───── Data in this exercise

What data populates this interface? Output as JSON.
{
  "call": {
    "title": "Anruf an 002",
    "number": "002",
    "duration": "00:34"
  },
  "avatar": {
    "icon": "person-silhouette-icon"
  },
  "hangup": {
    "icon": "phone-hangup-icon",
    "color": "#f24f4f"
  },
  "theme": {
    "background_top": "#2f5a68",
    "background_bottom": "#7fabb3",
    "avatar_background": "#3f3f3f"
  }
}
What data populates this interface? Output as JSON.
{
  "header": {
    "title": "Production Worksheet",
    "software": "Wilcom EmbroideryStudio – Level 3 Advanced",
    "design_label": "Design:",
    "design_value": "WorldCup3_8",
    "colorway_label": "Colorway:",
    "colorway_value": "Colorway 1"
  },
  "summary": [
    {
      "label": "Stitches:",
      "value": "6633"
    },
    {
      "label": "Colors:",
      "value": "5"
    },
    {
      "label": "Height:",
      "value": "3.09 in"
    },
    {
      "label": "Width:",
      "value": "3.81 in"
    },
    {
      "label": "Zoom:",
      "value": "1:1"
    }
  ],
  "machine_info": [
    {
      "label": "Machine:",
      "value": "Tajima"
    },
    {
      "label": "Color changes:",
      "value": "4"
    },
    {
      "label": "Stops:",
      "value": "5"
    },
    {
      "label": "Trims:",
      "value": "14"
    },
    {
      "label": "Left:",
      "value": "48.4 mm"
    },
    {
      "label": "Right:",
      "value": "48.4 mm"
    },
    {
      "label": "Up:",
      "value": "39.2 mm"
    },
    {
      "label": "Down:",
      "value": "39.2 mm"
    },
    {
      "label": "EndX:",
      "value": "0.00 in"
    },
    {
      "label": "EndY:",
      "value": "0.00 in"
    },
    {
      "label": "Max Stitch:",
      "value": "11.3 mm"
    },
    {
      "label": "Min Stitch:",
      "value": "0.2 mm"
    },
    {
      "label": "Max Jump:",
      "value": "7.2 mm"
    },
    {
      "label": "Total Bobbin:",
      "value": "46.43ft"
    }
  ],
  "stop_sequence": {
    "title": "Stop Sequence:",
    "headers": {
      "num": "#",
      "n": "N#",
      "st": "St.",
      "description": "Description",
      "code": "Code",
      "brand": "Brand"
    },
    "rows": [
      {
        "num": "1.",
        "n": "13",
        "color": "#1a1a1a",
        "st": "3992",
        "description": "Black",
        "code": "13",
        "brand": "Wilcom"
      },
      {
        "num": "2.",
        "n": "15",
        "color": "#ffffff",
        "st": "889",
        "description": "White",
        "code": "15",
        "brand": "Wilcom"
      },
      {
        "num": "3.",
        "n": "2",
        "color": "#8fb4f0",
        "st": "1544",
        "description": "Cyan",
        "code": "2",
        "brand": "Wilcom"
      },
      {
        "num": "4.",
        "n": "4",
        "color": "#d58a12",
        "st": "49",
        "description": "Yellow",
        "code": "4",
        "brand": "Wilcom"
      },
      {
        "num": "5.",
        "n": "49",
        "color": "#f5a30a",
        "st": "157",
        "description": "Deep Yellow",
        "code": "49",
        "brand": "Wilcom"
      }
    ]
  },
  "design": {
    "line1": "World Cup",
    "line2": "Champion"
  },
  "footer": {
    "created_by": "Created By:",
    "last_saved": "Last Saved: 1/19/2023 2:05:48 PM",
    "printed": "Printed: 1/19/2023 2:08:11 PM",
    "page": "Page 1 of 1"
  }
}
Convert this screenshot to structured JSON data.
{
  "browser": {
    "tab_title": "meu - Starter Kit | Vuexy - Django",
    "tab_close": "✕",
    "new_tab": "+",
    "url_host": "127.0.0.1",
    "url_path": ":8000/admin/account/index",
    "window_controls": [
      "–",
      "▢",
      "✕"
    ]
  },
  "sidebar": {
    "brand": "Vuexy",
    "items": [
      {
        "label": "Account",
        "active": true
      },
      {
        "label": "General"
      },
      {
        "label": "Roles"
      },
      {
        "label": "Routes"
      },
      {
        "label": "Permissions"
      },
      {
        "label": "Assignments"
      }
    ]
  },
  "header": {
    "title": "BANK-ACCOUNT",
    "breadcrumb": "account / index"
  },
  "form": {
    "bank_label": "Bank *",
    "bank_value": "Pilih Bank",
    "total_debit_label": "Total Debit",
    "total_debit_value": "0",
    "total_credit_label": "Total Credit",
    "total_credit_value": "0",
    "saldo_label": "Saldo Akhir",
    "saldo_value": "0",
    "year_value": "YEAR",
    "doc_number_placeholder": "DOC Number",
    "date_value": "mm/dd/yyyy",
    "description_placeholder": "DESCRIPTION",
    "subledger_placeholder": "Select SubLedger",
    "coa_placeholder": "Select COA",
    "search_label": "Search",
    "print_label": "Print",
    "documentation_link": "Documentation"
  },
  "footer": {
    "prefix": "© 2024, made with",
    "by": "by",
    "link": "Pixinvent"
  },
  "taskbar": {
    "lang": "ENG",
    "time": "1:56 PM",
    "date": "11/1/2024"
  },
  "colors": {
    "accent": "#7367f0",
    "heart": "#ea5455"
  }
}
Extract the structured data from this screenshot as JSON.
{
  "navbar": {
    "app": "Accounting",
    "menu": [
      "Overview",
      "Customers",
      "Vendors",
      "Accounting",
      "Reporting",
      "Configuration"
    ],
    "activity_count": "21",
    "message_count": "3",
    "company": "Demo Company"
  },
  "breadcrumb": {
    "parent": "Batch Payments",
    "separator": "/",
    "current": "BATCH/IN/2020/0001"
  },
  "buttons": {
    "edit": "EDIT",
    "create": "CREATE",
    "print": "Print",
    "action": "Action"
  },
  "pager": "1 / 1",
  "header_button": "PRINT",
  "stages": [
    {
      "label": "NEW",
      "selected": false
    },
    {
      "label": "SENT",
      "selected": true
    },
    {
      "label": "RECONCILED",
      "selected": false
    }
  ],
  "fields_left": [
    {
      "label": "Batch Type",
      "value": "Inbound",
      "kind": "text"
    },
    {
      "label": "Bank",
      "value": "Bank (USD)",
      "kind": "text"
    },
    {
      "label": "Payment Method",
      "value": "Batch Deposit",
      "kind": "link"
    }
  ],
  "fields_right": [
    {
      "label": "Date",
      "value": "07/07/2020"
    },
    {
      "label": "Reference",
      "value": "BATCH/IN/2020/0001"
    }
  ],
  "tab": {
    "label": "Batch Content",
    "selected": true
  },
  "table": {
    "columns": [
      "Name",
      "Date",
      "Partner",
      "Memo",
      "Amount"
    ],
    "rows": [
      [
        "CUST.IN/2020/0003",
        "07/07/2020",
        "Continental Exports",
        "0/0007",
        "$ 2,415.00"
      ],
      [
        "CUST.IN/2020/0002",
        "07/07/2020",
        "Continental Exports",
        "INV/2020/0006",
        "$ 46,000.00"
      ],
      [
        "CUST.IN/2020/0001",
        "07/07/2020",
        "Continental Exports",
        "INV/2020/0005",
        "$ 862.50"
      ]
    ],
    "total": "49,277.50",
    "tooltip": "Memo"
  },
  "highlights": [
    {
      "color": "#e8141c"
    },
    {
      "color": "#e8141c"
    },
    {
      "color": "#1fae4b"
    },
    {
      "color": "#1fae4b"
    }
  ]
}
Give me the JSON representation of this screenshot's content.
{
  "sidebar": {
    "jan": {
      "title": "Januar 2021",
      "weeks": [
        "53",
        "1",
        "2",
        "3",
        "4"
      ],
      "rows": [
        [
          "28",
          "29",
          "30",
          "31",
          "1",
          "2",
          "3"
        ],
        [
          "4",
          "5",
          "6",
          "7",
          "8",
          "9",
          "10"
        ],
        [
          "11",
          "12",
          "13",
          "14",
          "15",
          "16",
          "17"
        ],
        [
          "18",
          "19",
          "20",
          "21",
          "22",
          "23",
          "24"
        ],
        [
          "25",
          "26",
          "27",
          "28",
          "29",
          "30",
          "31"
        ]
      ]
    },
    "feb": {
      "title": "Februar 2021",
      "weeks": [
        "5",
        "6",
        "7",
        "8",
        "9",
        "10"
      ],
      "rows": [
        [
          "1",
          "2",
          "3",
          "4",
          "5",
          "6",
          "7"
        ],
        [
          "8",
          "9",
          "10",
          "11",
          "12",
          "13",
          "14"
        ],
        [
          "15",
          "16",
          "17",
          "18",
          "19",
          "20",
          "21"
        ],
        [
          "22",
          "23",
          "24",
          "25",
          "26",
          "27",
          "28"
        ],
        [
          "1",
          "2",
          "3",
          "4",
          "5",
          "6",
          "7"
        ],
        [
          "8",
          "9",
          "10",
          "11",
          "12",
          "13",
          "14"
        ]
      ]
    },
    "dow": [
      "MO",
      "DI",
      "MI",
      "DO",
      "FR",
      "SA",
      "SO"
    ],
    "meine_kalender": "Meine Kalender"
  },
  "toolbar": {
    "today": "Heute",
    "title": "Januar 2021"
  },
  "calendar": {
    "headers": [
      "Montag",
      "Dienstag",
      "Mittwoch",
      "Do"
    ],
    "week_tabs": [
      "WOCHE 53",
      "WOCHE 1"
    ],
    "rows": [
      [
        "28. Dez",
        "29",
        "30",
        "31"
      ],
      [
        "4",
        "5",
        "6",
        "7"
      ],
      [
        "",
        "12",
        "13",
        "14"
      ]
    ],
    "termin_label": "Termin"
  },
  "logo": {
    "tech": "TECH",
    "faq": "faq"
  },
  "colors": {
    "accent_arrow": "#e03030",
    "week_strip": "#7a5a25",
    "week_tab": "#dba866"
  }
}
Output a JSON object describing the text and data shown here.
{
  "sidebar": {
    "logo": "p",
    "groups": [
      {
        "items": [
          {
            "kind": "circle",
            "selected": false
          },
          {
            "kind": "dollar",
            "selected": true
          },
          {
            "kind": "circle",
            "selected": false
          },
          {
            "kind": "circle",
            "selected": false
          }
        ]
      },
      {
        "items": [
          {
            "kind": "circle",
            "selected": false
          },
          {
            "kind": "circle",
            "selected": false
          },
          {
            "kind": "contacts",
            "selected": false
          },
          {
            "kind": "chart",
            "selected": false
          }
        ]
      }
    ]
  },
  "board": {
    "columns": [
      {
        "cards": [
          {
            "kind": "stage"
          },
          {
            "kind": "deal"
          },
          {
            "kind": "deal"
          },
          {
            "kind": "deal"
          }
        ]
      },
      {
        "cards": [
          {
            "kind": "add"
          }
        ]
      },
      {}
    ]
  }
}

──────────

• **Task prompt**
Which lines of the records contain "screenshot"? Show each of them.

• **Task solution**
Convert this screenshot to structured JSON data.
Extract the structured data from this screenshot as JSON.
Give me the JSON representation of this screenshot's content.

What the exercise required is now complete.